Every entry has to be restated word for word.
▼
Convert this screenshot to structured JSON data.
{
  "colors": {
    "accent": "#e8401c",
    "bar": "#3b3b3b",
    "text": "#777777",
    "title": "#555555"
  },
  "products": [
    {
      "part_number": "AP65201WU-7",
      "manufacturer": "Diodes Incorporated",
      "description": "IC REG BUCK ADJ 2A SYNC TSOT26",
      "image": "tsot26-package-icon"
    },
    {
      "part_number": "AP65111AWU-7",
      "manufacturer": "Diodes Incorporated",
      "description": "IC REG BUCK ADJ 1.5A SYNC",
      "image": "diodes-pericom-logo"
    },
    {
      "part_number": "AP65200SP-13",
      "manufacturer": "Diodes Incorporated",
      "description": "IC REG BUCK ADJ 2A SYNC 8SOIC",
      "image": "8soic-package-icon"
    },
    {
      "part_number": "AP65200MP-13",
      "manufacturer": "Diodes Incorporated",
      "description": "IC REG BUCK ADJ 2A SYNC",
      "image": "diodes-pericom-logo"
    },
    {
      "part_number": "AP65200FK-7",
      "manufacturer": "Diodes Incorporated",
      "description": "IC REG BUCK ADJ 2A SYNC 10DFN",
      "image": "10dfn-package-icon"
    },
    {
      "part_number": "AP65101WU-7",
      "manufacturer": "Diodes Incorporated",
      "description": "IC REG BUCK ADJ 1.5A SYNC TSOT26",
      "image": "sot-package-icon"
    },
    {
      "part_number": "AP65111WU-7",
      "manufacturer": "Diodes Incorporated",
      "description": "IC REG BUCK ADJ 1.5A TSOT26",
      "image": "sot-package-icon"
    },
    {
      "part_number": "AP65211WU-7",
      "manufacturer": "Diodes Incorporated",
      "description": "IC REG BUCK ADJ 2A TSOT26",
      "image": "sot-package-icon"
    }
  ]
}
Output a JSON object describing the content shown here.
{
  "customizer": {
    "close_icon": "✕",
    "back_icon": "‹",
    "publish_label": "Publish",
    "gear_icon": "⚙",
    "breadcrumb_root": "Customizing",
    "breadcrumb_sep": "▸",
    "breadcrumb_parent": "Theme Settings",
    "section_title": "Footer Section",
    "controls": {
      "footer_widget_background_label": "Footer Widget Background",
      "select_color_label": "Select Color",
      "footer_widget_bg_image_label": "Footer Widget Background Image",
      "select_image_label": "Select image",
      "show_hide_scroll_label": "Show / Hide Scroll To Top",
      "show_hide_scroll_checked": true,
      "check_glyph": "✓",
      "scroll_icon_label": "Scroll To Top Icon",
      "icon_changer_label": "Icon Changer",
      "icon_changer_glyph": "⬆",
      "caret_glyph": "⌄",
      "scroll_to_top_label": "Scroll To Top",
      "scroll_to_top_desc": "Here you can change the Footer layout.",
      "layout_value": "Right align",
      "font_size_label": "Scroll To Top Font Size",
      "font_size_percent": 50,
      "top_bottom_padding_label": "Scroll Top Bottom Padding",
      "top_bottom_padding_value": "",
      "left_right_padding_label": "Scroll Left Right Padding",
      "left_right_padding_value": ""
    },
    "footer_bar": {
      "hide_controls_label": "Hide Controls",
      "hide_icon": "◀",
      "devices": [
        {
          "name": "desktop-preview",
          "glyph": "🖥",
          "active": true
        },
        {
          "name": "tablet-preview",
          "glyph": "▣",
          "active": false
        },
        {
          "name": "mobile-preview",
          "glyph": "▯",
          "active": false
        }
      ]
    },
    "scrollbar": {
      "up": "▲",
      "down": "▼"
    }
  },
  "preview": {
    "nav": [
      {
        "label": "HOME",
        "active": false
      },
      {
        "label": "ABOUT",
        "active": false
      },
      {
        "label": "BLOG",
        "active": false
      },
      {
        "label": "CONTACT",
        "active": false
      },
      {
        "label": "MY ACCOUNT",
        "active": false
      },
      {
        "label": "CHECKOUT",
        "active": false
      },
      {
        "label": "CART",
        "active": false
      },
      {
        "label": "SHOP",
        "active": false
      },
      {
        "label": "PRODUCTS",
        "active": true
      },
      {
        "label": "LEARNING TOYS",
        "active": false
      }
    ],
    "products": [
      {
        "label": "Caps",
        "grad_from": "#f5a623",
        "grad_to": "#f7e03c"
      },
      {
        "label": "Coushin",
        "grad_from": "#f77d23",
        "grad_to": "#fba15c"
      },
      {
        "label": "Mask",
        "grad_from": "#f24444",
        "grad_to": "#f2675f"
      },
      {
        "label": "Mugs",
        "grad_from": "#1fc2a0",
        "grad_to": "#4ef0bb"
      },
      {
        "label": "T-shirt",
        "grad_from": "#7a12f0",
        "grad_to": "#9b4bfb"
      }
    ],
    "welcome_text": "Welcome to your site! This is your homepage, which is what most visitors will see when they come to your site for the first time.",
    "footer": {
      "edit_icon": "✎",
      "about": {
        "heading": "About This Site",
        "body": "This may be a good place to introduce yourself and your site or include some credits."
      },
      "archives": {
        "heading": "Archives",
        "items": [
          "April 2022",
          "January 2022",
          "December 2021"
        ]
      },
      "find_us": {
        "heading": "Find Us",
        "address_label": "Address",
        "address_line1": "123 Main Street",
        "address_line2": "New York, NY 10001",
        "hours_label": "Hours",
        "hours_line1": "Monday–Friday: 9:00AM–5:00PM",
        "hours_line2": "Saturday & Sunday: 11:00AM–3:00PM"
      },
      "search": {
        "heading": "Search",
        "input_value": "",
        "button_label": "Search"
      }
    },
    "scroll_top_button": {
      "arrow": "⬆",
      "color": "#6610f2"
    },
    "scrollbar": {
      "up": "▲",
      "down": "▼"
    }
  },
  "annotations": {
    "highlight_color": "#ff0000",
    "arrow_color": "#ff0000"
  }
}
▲
Solution to this problem:
Convert this screenshot to structured JSON data.
{
  "colors": {
    "accent": "#e8401c",
    "bar": "#3b3b3b",
    "text": "#777777",
    "title": "#555555"
  },
  "products": [
    {
      "part_number": "AP65201WU-7",
      "manufacturer": "Diodes Incorporated",
      "description": "IC REG BUCK ADJ 2A SYNC TSOT26",
      "image": "tsot26-package-icon"
    },
    {
      "part_number": "AP65111AWU-7",
      "manufacturer": "Diodes Incorporated",
      "description": "IC REG BUCK ADJ 1.5A SYNC",
      "image": "diodes-pericom-logo"
    },
    {
      "part_number": "AP65200SP-13",
      "manufacturer": "Diodes Incorporated",
      "description": "IC REG BUCK ADJ 2A SYNC 8SOIC",
      "image": "8soic-package-icon"
    },
    {
      "part_number": "AP65200MP-13",
      "manufacturer": "Diodes Incorporated",
      "description": "IC REG BUCK ADJ 2A SYNC",
      "image": "diodes-pericom-logo"
    },
    {
      "part_number": "AP65200FK-7",
      "manufacturer": "Diodes Incorporated",
      "description": "IC REG BUCK ADJ 2A SYNC 10DFN",
      "image": "10dfn-package-icon"
    },
    {
      "part_number": "AP65101WU-7",
      "manufacturer": "Diodes Incorporated",
      "description": "IC REG BUCK ADJ 1.5A SYNC TSOT26",
      "image": "sot-package-icon"
    },
    {
      "part_number": "AP65111WU-7",
      "manufacturer": "Diodes Incorporated",
      "description": "IC REG BUCK ADJ 1.5A TSOT26",
      "image": "sot-package-icon"
    },
    {
      "part_number": "AP65211WU-7",
      "manufacturer": "Diodes Incorporated",
      "description": "IC REG BUCK ADJ 2A TSOT26",
      "image": "sot-package-icon"
    }
  ]
}
Output a JSON object describing the content shown here.
{
  "customizer": {
    "close_icon": "✕",
    "back_icon": "‹",
    "publish_label": "Publish",
    "gear_icon": "⚙",
    "breadcrumb_root": "Customizing",
    "breadcrumb_sep": "▸",
    "breadcrumb_parent": "Theme Settings",
    "section_title": "Footer Section",
    "controls": {
      "footer_widget_background_label": "Footer Widget Background",
      "select_color_label": "Select Color",
      "footer_widget_bg_image_label": "Footer Widget Background Image",
      "select_image_label": "Select image",
      "show_hide_scroll_label": "Show / Hide Scroll To Top",
      "show_hide_scroll_checked": true,
      "check_glyph": "✓",
      "scroll_icon_label": "Scroll To Top Icon",
      "icon_changer_label": "Icon Changer",
      "icon_changer_glyph": "⬆",
      "caret_glyph": "⌄",
      "scroll_to_top_label": "Scroll To Top",
      "scroll_to_top_desc": "Here you can change the Footer layout.",
      "layout_value": "Right align",
      "font_size_label": "Scroll To Top Font Size",
      "font_size_percent": 50,
      "top_bottom_padding_label": "Scroll Top Bottom Padding",
      "top_bottom_padding_value": "",
      "left_right_padding_label": "Scroll Left Right Padding",
      "left_right_padding_value": ""
    },
    "footer_bar": {
      "hide_controls_label": "Hide Controls",
      "hide_icon": "◀",
      "devices": [
        {
          "name": "desktop-preview",
          "glyph": "🖥",
          "active": true
        },
        {
          "name": "tablet-preview",
          "glyph": "▣",
          "active": false
        },
        {
          "name": "mobile-preview",
          "glyph": "▯",
          "active": false
        }
      ]
    },
    "scrollbar": {
      "up": "▲",
      "down": "▼"
    }
  },
  "preview": {
    "nav": [
      {
        "label": "HOME",
        "active": false
      },
      {
        "label": "ABOUT",
        "active": false
      },
      {
        "label": "BLOG",
        "active": false
      },
      {
        "label": "CONTACT",
        "active": false
      },
      {
        "label": "MY ACCOUNT",
        "active": false
      },
      {
        "label": "CHECKOUT",
        "active": false
      },
      {
        "label": "CART",
        "active": false
      },
      {
        "label": "SHOP",
        "active": false
      },
      {
        "label": "PRODUCTS",
        "active": true
      },
      {
        "label": "LEARNING TOYS",
        "active": false
      }
    ],
    "products": [
      {
        "label": "Caps",
        "grad_from": "#f5a623",
        "grad_to": "#f7e03c"
      },
      {
        "label": "Coushin",
        "grad_from": "#f77d23",
        "grad_to": "#fba15c"
      },
      {
        "label": "Mask",
        "grad_from": "#f24444",
        "grad_to": "#f2675f"
      },
      {
        "label": "Mugs",
        "grad_from": "#1fc2a0",
        "grad_to": "#4ef0bb"
      },
      {
        "label": "T-shirt",
        "grad_from": "#7a12f0",
        "grad_to": "#9b4bfb"
      }
    ],
    "welcome_text": "Welcome to your site! This is your homepage, which is what most visitors will see when they come to your site for the first time.",
    "footer": {
      "edit_icon": "✎",
      "about": {
        "heading": "About This Site",
        "body": "This may be a good place to introduce yourself and your site or include some credits."
      },
      "archives": {
        "heading": "Archives",
        "items": [
          "April 2022",
          "January 2022",
          "December 2021"
        ]
      },
      "find_us": {
        "heading": "Find Us",
        "address_label": "Address",
        "address_line1": "123 Main Street",
        "address_line2": "New York, NY 10001",
        "hours_label": "Hours",
        "hours_line1": "Monday–Friday: 9:00AM–5:00PM",
        "hours_line2": "Saturday & Sunday: 11:00AM–3:00PM"
      },
      "search": {
        "heading": "Search",
        "input_value": "",
        "button_label": "Search"
      }
    },
    "scroll_top_button": {
      "arrow": "⬆",
      "color": "#6610f2"
    },
    "scrollbar": {
      "up": "▲",
      "down": "▼"
    }
  },
  "annotations": {
    "highlight_color": "#ff0000",
    "arrow_color": "#ff0000"
  }
}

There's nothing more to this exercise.